Majority of the Nigerians that travel to Turkey or Dubai are not going there to primarily check out the museums and sites. They are not vacation (a vacation for the typical Nigerian means they did not go to work). They are there to buy gold, materials and handbags so that they can comfortably stock their shops back home in Nigeria. We are constantly thinking of how to increase our wealth. We spend money to make money.


This is one that I can testify to. Having a Nigerian passport restricts where in the world one can venture. Forget about being even welcome in another country, you are not even welcome in the embassies of some of these foreign countries in Nigeria. Very few Nigerians have the patience or energy to go through hoops and puzzles only to be granted a visa for 3 days (What an insult!! And you know we Nigerians are full of pride).


Nigerians are full of pride and don’t take being discriminated against lightly. Getting discriminated against is something we don’t handle well. It can make us never step into a country again. It can make us bad mouth that country to death and do everything in our power to ensure that whoever offended us is punished. Rather than open the possibility of this happening, we stick to places we know we will not necessary be respected but at least not insulted. What’s that quote again

Do you agree with my reasons? or perhaps you know of other reasons why Nigerians always travel to the same locations? Share 🙂

Featured image: virgin atlantic


To be honest, I should be ashamed of this post. Well not of the post but of the fact that it took me over 9 years to actually write this post. I actually lived a 4 min walk to Chiswick House and Gardens for 9 years and I only on a recent holiday decided to check what the hype was about (bear in mind the gardens are only 9 miles from central london so a great option for perfect day out in London):


The map of the Chiswick house and its vast gardens

To give you some history, Chiswick House and Gardens is the birthplace of the English landscape movement. The 65 acres of Grade I listed gardens are stunning and have an amazing array of architectural delights and wilderness areas amongst other beauties. I wasn’t able to go inside Chiswick house as it was closed until April 2017 but the beauty the gardens had to offer was more than sufficient. Nevertheless, there was so much to soak in and here is my visual diary:


Chiswick house in all its glory!


View of chiswick house



On Chiswick grounds is a beautiful lake with many ducks and ducklings for all you nature lovers




Another view of Chiswick house


A view of the cascade waterfall at Chiswick Gardens


A section of the gardens was built to look like paintings


At the classic bridge


View of the lake from the Classic bridge


Ionic Temple, Obelisk and Amphitheatre


What I loved: So much beauty to be seen here. The gardens, lakes and grounds are spectacular and a perfect weekend chill-zone.

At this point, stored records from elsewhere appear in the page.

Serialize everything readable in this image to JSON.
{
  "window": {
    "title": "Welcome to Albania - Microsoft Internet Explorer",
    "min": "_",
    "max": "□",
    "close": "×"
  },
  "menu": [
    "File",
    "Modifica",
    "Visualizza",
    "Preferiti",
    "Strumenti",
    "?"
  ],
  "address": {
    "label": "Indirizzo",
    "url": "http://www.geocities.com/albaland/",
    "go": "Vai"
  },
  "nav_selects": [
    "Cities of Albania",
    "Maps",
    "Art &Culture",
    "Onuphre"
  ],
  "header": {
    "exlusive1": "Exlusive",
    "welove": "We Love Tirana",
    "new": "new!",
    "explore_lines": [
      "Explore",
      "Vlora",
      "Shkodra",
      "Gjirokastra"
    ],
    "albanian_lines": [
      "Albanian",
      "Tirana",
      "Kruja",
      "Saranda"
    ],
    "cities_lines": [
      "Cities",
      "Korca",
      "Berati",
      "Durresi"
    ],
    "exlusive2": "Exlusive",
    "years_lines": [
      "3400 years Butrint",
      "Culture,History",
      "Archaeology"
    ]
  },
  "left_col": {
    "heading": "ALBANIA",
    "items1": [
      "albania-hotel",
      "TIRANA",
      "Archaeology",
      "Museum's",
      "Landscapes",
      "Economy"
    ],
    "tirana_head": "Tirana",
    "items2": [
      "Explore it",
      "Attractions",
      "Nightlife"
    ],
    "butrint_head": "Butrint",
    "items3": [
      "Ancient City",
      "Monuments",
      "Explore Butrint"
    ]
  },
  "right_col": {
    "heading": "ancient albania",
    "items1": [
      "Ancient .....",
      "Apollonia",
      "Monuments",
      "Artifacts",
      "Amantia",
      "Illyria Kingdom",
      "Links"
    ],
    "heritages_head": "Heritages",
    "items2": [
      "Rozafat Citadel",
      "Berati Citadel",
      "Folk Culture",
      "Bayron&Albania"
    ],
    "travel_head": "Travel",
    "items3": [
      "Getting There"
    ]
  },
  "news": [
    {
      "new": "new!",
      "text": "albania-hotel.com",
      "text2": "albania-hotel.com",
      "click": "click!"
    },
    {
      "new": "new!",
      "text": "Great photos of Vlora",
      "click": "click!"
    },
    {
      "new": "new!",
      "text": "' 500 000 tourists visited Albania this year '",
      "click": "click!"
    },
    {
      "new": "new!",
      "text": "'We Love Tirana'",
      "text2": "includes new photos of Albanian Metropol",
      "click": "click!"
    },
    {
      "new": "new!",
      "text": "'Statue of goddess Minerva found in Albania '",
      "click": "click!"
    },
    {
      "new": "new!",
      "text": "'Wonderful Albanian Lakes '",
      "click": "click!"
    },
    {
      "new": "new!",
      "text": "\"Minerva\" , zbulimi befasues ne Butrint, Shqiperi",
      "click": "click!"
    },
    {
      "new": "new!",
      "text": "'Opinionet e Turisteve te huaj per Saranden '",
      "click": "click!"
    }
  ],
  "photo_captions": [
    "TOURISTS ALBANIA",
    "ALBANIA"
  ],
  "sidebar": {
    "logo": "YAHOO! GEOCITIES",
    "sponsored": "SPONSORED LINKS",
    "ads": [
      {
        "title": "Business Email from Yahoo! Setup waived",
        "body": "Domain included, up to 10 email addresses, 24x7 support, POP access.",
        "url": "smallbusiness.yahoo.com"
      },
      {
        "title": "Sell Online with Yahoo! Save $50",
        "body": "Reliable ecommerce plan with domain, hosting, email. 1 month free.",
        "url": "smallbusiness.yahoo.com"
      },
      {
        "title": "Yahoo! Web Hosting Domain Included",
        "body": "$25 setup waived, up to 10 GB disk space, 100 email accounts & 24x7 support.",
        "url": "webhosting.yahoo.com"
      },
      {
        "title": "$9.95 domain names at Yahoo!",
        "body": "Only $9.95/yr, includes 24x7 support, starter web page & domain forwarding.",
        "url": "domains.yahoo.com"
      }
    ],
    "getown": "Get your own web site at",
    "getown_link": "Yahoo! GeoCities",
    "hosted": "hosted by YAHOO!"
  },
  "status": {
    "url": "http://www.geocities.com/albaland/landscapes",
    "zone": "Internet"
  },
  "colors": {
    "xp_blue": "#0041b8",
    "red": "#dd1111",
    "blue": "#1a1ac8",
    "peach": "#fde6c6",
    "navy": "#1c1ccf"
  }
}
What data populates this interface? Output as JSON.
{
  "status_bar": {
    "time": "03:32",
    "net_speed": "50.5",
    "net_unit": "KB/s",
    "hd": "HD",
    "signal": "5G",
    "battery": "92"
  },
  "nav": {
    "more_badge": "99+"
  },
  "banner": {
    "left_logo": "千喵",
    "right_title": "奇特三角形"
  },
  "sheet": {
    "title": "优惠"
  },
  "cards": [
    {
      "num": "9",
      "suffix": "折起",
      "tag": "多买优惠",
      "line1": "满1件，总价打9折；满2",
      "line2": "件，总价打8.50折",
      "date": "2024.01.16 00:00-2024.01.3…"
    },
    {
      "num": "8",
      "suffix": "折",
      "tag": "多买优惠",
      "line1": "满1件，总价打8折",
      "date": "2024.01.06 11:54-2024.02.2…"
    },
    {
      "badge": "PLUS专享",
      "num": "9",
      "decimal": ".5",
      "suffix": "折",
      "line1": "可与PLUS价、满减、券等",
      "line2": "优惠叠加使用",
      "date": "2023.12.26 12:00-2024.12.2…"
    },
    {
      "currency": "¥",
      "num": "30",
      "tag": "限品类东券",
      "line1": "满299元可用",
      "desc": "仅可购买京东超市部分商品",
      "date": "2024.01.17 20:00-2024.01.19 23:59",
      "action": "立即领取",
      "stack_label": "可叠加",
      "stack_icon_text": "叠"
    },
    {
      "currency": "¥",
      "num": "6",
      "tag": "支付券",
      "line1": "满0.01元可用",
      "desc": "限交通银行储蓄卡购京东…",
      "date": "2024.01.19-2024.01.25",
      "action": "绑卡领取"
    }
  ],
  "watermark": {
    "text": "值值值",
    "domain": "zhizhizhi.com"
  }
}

Also the grounds are free entry for all but there are other fees to enter inside Chiswick house itself. See more details here.

What I didn’t like: The weather could have been better which would have lengthened the amount of time I spent. That’s what I get for visiting London in winter. I could imagine how much more stunning it would be here in the summer.

Who should visit: Everyone! Its the perfect day out for families or even if you are on a date (There is a cafe on the grounds too). Did I mention its a gorgeous spot for a wedding?? Views to make those wedding pictures stunning.

What other gems are worth visiting in LONDON. Share with me!!!



A guide to visiting Gruyere, Switzerland

If you love love love cheese or simply love the peace and tranquility and beauty Switzerland has to offer, please please venture to Gruyeres. Gruyères is a town in the district of Gruyère in the canton of Fribourg in Switzerland. I ventured to Gruyeres when I was visiting one of my Swiss friends in Lausanne, Switzerland. I wanted a day trip not too far from Lausanne and here we were in Gruyere (only a 40 min car ride away).


The map of Gruyeres

Gruyere was named the most beautiful village in Switzerland in 2014.


The view from our walk from the car park


The view from the main street in Gruyeres


The swiss artist playing us some tunes with a traditional swiss instrument, “The alphorn”


Lost my foundue pics but essentially this is what we ate all day at Gruyeres…Cheese, Cheese, More Cheese, bread and wine.

Image: ghmhotels


Artisan Chocolate in Gruyeres for all the chocolate lovers 🙂


What I loved: The views, simply to die for. The weather given it was summer 🙂 The cheese and the wine.

What I didn’t like: Well if you don’t like cheese, there wasn’t much of an extended menu available. I guess you don’t really venture to Gruyeres if you don’t like cheese.

Would I go back to Gruyeres: Maybe but I feel its like one of those places you tick off so there isn’t a urge to go back especially if you don’t live in Switzerland. It’s unlikely I would fly out from Lagos just to visit Gruyeres but if I was in Switzerland, why not? #PerfectDayOut


Have you ever been to Gruyeres before and if so, what did you love about it? Share in comments below

THE LAGOS CHRONICLES: Lagos through the eyes of a stranger

First things first. Who is a stranger to Lagos? A stranger is not just a foreigner in Nigeria, a stranger in our own term means someone who has never lived in Lagos, Nigeria. They have always heard stories about Lagos, either via the media or through an acquaintance that has been there before. So wherever you are reading from, if you have never been to Lagos, you are a stranger. Truth is I know all the good and the bad things you have heard about this illustrious city, but I am here not only to debunk some and also to validate some as well.


Lagos is very dangerous


Where is safe? Well Lagos is as safe as the streets of London. There are some places in London I would not attempt to go. Truth is you need to be aware of your environment; moreover the government has really intensified their efforts in making it safer.


Image: beegeagle


If you come to Lagos, you can get a job within the twinkle of an eye.


Lagos is for the smart and industrious, some of the people making it big here found their niche and didn’t wait for white-collar jobs. The chances are fairer that other states but then so are the chances in America but some people are still suffering there.


Image: gotoshool


Lagos is for workaholics and there is no time for relaxation


You are right on the work angle but surely there is relaxation in Lagos. Have you seen the Lagosians do nightlife (I guess not)?. The city never sleeps but certainly gets more sleep than New Yorkers. After the stressful weekday, Lagosians know how to unwind at several spots such as the beach, boat clubs and sports clubs to mention a few. And the weekends? Just stop by at an event centre next to you, you would be sure to get free entertainment at any “Owambe” (Party).


Image via


Lagos is the place to get high class BAEs


You are right on that, if you are looking for high class BAE. Not that you cannot get them elsewhere but Lagos has them in abundance but then I must warn you, there are specific places to get the high class ones (I will talk about that another day).


Women at a fashion show in Lagos

Image: s3.amazonaws


The cost of living in Lagos is too high.


Though the cost of rent in Lagos is high but then other things such as food are cheap. Just don’t enter those fancy supermarkets in VI & Co. and you will be sure to save yourself some millions 🙂

cost-of-living-in-lagosImage: howafrica

Lagos is a beautiful city and you are definitely going to love it with it’s the fast life, authentic food, vibrant entertainment and so much more.

So have I changed your perception of Lagos?

What are your other perceptions about Lagos? Tell me and I will let you know if you can bank on them or not.